Nokia will axe 3,500 jobs and close a manufacturing plant in Romania, as the Finnish handset maker continued its evolution to cope with the growing impact of smartphones on its markets.
Nokia, the world’s largest maker of mobile phones by volume, said the closure of the factory in Cluj would result in 2,200 job losses, with a further 1,300 to be axed at its Location and Commerce division. The division includes Navteq, the digital mapping group, which had just under 6,000 employees when Nokia bought it for $8.1bn in 2007.
Nokia, which employs some 138,634 people, said there could be further job losses announced next year as it changes production at its factories in Salo, Finland, as well as in Hungary and Mexico. These will shift away from assembly and packing of smartphones to focus on customising phones for different markets. Details of any cuts are expected in the first quarter of 2012.
“We must take painful, yet necessary, steps to align our workforce and operations with our path forward,” said Stephen Elop, Nokia president and chief executive. “With these changes we will emerge as a more dynamic, nimble and efficient challenger.”
Manufacturing operations at Nokia’s Cluj factory, which makes low-end feature phones rather than smartphones, will be moved to Asia where feature phones are predominantly used. Nokia has factories in China, South Korea and India and is building a further facility in Vietnam.
The Cluj factory, which took seven months to build at a cost of $88m, was only opened in 2008 as a replacement for a plant in Bochum, Germany.

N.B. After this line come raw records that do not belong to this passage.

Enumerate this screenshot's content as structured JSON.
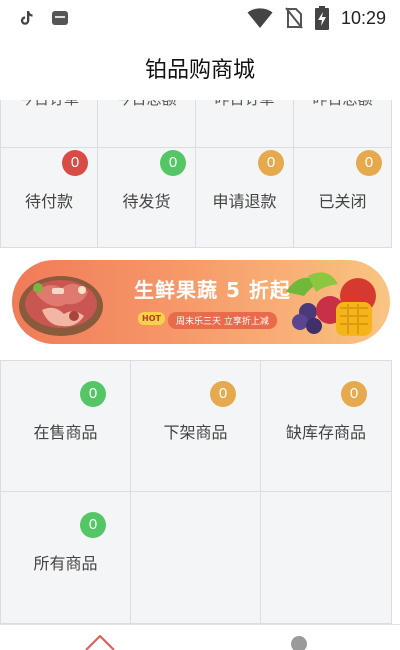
{
  "status_bar": {
    "time": "10:29",
    "icons": [
      "tiktok-icon",
      "app-notification-icon",
      "wifi-icon",
      "no-sim-icon",
      "battery-charging-icon"
    ]
  },
  "header": {
    "title": "铂品购商城"
  },
  "summary_row": {
    "labels": [
      "今日订单",
      "今日总额",
      "昨日订单",
      "昨日总额"
    ]
  },
  "order_status": [
    {
      "label": "待付款",
      "count": "0",
      "badge_color": "#d94b45"
    },
    {
      "label": "待发货",
      "count": "0",
      "badge_color": "#55c665"
    },
    {
      "label": "申请退款",
      "count": "0",
      "badge_color": "#e6a94d"
    },
    {
      "label": "已关闭",
      "count": "0",
      "badge_color": "#e6a94d"
    }
  ],
  "banner": {
    "title": "生鲜果蔬 5 折起",
    "hot": "HOT",
    "promo": "周末乐三天  立享折上减"
  },
  "goods": [
    {
      "label": "在售商品",
      "count": "0",
      "badge_color": "#55c665"
    },
    {
      "label": "下架商品",
      "count": "0",
      "badge_color": "#e6a94d"
    },
    {
      "label": "缺库存商品",
      "count": "0",
      "badge_color": "#e6a94d"
    },
    {
      "label": "所有商品",
      "count": "0",
      "badge_color": "#55c665"
    }
  ],
  "bottom_nav": {
    "icons": [
      "home-icon",
      "profile-icon"
    ]
  }
}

“The European market has shifted towards smartphones, whereas the feature phone market is predominant in Asia and we can get greater scale and proximity benefits by using our Asian factories in China and Korea,” said Nokia.
Nokia has struggled to produce smartphones to match Apple’s iPhone and devices featuring Google’s Android software, and the Finnish handset maker is trying to revive its fortunes by using Microsoft’s Windows Phone operating system rather than its own Symbian system.

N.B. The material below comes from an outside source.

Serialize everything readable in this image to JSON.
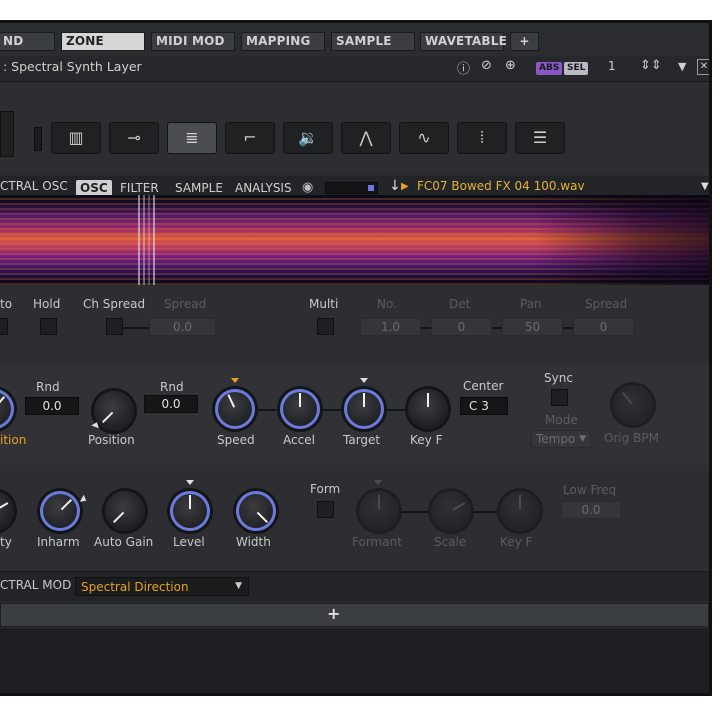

Analysts view the launch as crucial to claw back market share from the increasingly dominant Android and Apple operating systems, which have left Nokia struggling in the premium smartphone market even though it is still a strong competitor in low- to mid-tier handsets.
It emerged this week that Nokia was working on a new, Linux-based operating system for lower-end phones, codenamed Meltemi. While Nokia would not comment on any future products, it confirmed that the company was keen to innovate in the low- to mid-tier area.
“We have a lot of activities under way around connecting the next billion mobile users,” Nokia said.
Thursday’s move is part of a plan announced in April to cut its operating expenses by €1bn over the next three years, which included the axing of 4,000 staff. The 3,500 job cuts at the Romania plant and at the Location and Commerce divisions are in addition to the earlier redundancies.
Nokia shares, which have fallen more than 40 per cent over the past 12 months, on Thursday edged up 2 cents, or 0.38 per cent, to €4.20.